A lottery is a process of allocating prizes to participants by chance. Prizes can range from money to goods and services. Generally, the amount of money won in a lottery depends on the number of tickets sold. Lotteries are very popular in the United States and many other countries. However, they are not without their disadvantages.
In the 17th century, people used to buy lottery tickets to win a spot at a prestigious school or to rent a house. In addition, they could also win a share of the public purse to finance various state projects. These events were not only exciting but they also encouraged people to work hard. In fact, the Continental Congress once voted to hold a public lottery to raise funds for the colonial army.
But today, state lotteries are widely considered to be gambling machines and not legitimate means of funding government projects. Critics say they have a regressive effect because the poor spend a higher percentage of their income on tickets than other groups. They also spend more time playing them than the rich. Moreover, they are more likely to become addicted to the game and find it difficult to quit.
In addition to the money that they help to raise for governments, lottery proceeds also support the entertainment industry. These revenues contribute to the development of theaters, cinemas and even video games. The lottery is an important source of income for many people, and it is important to understand its effects on society and the economy. The main reason why the lottery is so popular is because it allows people to win big amounts of money. In order to play the lottery, you must first understand the rules and regulations.

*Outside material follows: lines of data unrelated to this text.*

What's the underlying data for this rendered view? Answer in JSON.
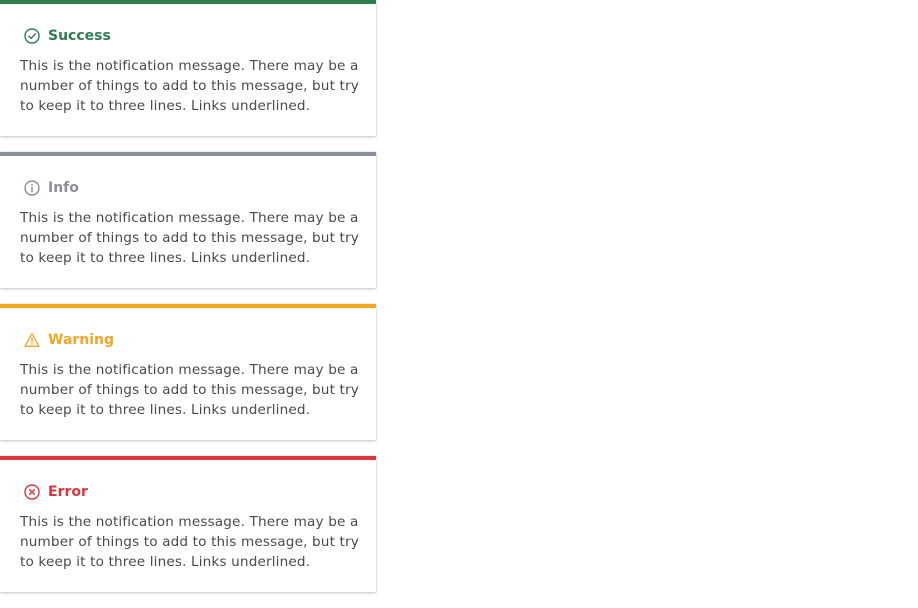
{
  "notifications": [
    {
      "type": "success",
      "title": "Success",
      "icon": "check-circle-icon",
      "color": "#2e7d4f",
      "message": "This is the notification message. There may be a number of things to add to this message, but try to keep it to three lines. Links underlined."
    },
    {
      "type": "info",
      "title": "Info",
      "icon": "info-circle-icon",
      "color": "#8a8f99",
      "message": "This is the notification message. There may be a number of things to add to this message, but try to keep it to three lines. Links underlined."
    },
    {
      "type": "warning",
      "title": "Warning",
      "icon": "warning-triangle-icon",
      "color": "#f5a623",
      "message": "This is the notification message. There may be a number of things to add to this message, but try to keep it to three lines. Links underlined."
    },
    {
      "type": "error",
      "title": "Error",
      "icon": "error-circle-icon",
      "color": "#d9363e",
      "message": "This is the notification message. There may be a number of things to add to this message, but try to keep it to three lines. Links underlined."
    }
  ]
}
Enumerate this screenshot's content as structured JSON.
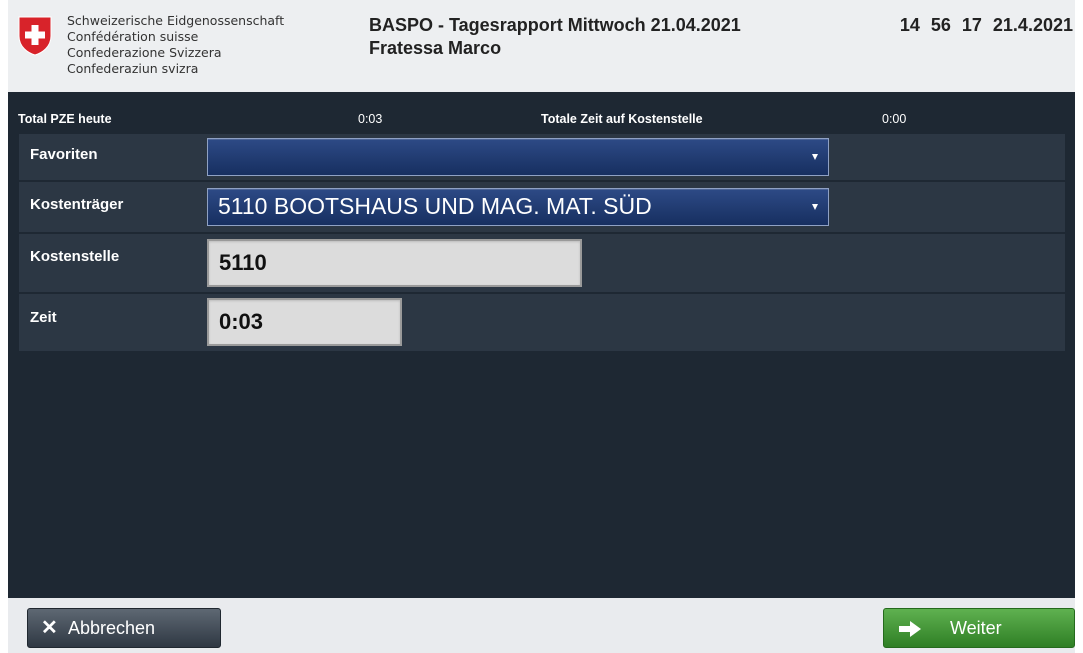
{
  "header": {
    "confederation_lines": [
      "Schweizerische Eidgenossenschaft",
      "Confédération suisse",
      "Confederazione Svizzera",
      "Confederaziun svizra"
    ],
    "title": "BASPO - Tagesrapport Mittwoch 21.04.2021",
    "subtitle": "Fratessa Marco",
    "clock": "14 56 17  21.4.2021"
  },
  "summary": {
    "total_pze_label": "Total PZE heute",
    "total_pze_value": "0:03",
    "cost_center_time_label": "Totale Zeit auf Kostenstelle",
    "cost_center_time_value": "0:00"
  },
  "form": {
    "favoriten": {
      "label": "Favoriten",
      "value": ""
    },
    "kostentraeger": {
      "label": "Kostenträger",
      "value": "5110 BOOTSHAUS UND MAG. MAT. SÜD"
    },
    "kostenstelle": {
      "label": "Kostenstelle",
      "value": "5110"
    },
    "zeit": {
      "label": "Zeit",
      "value": "0:03"
    }
  },
  "footer": {
    "cancel_label": "Abbrechen",
    "cancel_icon": "✕",
    "next_label": "Weiter"
  },
  "colors": {
    "panel_bg": "#1e2833",
    "row_bg": "#2c3744",
    "select_bg": "#1f3a72",
    "next_green": "#3f9a34",
    "swiss_red": "#d8232a"
  }
}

The lottery is a form of gambling that involves drawing numbers to determine the winner. It is one of the most popular forms of gambling in the world and can be found in nearly every country. There are two major types of lotteries: public and private. Public lotteries are run by state and local governments while private lotteries are often operated by non-profit organizations or private businesses. Both types of lotteries have different advantages and disadvantages.

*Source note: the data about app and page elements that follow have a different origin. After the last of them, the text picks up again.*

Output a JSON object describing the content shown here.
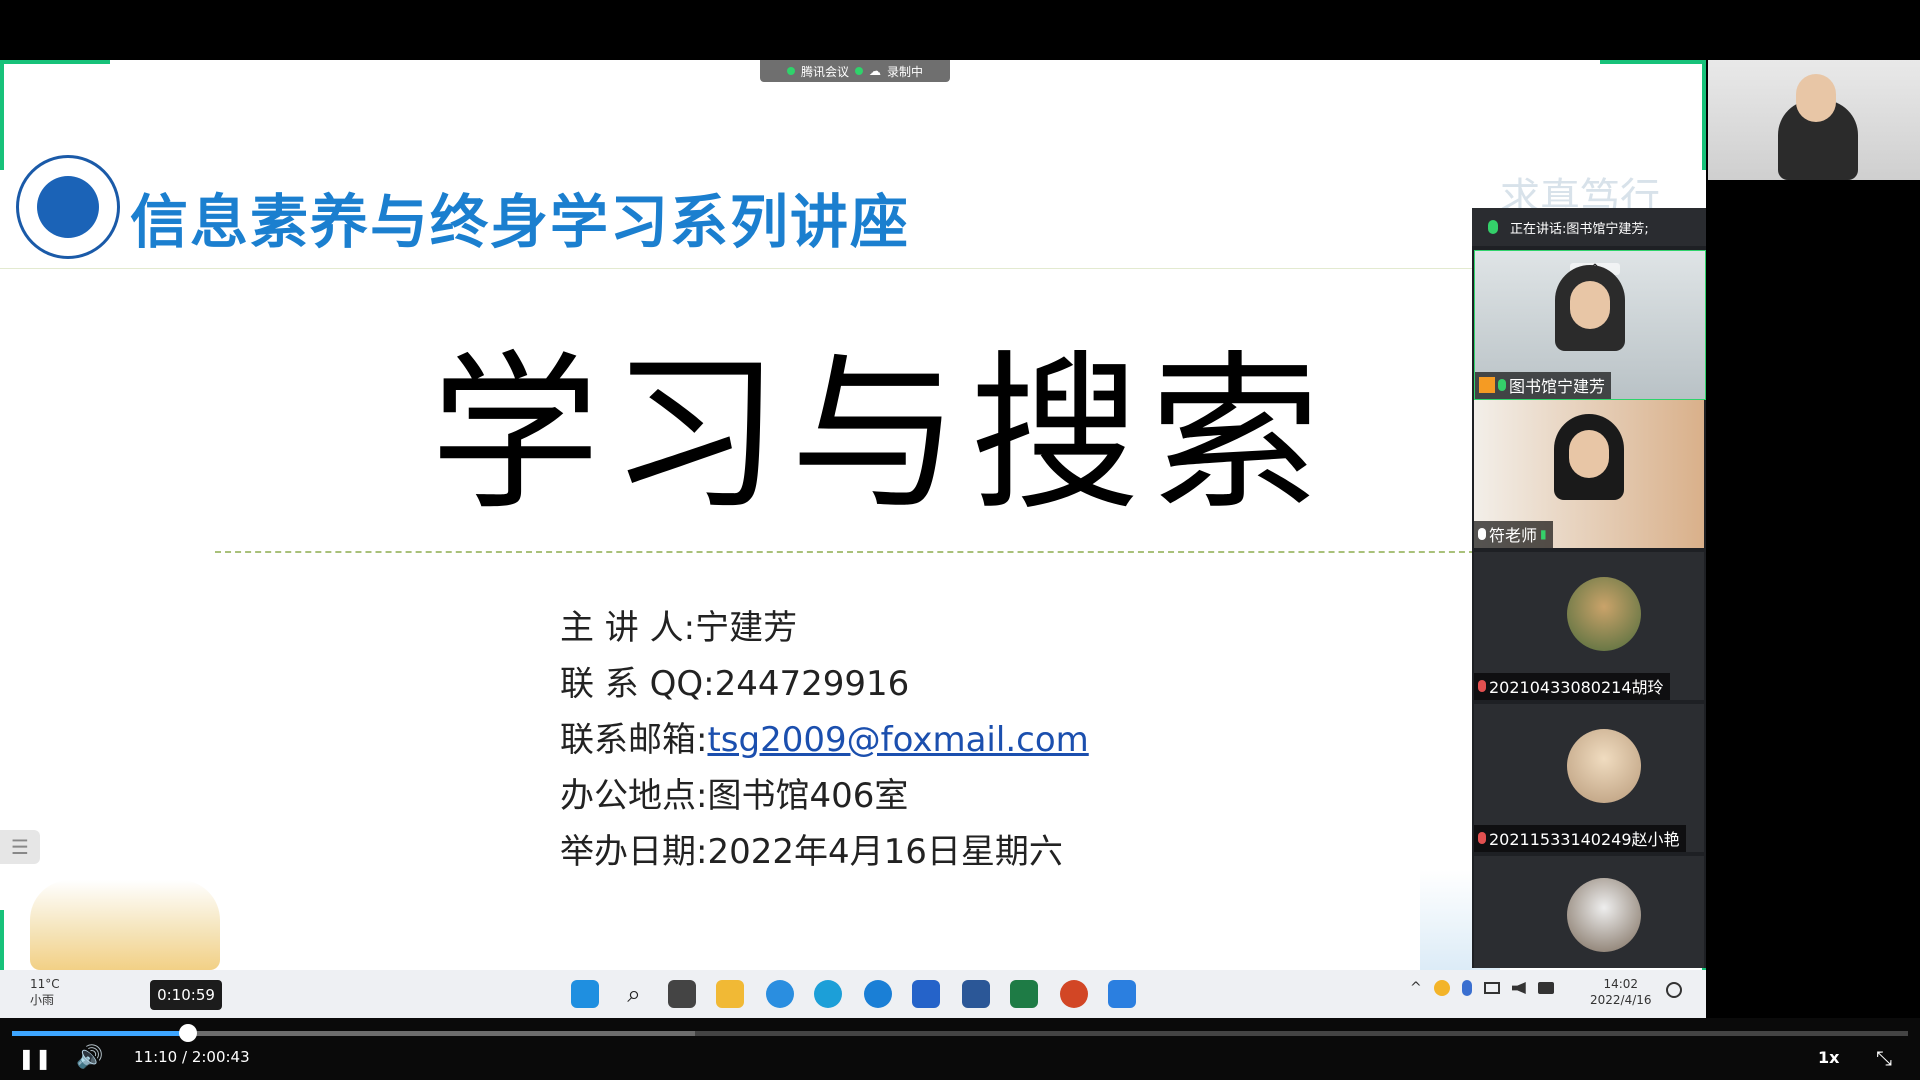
{
  "meeting": {
    "app_name": "腾讯会议",
    "recording_label": "录制中",
    "speaking_prefix": "正在讲话:",
    "speaking_name": "图书馆宁建芳;"
  },
  "slide": {
    "series_title": "信息素养与终身学习系列讲座",
    "watermark": "求真笃行",
    "main_title": "学习与搜索",
    "rows": [
      {
        "label": "主 讲 人:",
        "value": "宁建芳"
      },
      {
        "label": "联 系 QQ:",
        "value": "244729916"
      },
      {
        "label": "联系邮箱:",
        "value": "tsg2009@foxmail.com"
      },
      {
        "label": "办公地点:",
        "value": "图书馆406室"
      },
      {
        "label": "举办日期:",
        "value": "2022年4月16日星期六"
      }
    ]
  },
  "participants": [
    {
      "name": "图书馆宁建芳"
    },
    {
      "name": "符老师"
    },
    {
      "name": "20210433080214胡玲"
    },
    {
      "name": "20211533140249赵小艳"
    },
    {
      "name": ""
    }
  ],
  "taskbar": {
    "temperature": "11°C",
    "weather": "小雨",
    "time": "14:02",
    "date": "2022/4/16",
    "tray_chevron": "^"
  },
  "player": {
    "timestamp_hover": "0:10:59",
    "time_readout": "11:10 / 2:00:43",
    "speed": "1x",
    "progress_fraction": 0.093,
    "buffered_fraction": 0.36
  },
  "colors": {
    "accent_blue": "#1b7fcf",
    "progress_blue": "#3ea6ff",
    "edge_green": "#17c27a"
  }
}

While state lotteries have raised millions of dollars for a variety of public projects, critics worry that the reliance on unpredictable gambling revenue is too dangerous. The Atlantic has reported that the poorest third of households buy half of all state lottery tickets, and that state lotteries advertise most aggressively in poorer neighborhoods. In addition, the odds of winning are disproportionately high for low-income people, who tend to spend more of their income on tickets than other groups.

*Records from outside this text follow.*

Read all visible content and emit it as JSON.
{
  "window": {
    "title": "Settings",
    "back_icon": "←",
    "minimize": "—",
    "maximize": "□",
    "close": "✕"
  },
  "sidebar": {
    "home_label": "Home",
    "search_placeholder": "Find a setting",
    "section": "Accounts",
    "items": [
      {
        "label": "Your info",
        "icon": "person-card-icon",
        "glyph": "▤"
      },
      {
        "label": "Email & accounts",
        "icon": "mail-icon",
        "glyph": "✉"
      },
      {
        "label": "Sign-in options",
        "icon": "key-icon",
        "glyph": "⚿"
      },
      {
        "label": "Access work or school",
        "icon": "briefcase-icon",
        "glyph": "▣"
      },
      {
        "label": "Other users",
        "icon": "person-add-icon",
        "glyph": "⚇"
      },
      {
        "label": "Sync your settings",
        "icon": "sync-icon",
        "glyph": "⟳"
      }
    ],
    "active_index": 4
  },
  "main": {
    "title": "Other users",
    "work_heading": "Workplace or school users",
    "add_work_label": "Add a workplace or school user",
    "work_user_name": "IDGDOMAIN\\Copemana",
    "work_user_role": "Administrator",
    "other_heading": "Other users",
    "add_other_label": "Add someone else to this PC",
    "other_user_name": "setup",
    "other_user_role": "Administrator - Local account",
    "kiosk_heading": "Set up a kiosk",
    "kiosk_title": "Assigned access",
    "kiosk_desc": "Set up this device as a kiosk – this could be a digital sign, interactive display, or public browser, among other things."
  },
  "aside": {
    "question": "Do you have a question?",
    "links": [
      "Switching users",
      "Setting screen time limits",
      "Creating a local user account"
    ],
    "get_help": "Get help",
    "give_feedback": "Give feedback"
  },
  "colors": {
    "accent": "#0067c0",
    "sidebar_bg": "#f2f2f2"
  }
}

The lottery can be fun and exciting, but it should never be a substitute for sound financial planning. A modest lottery habit of $20 per month can add up to a small fortune over a lifetime, and it can divert resources from more pressing needs like saving for retirement or paying down debt. If you’re looking to increase your wealth, investing in stocks is a much better way to go.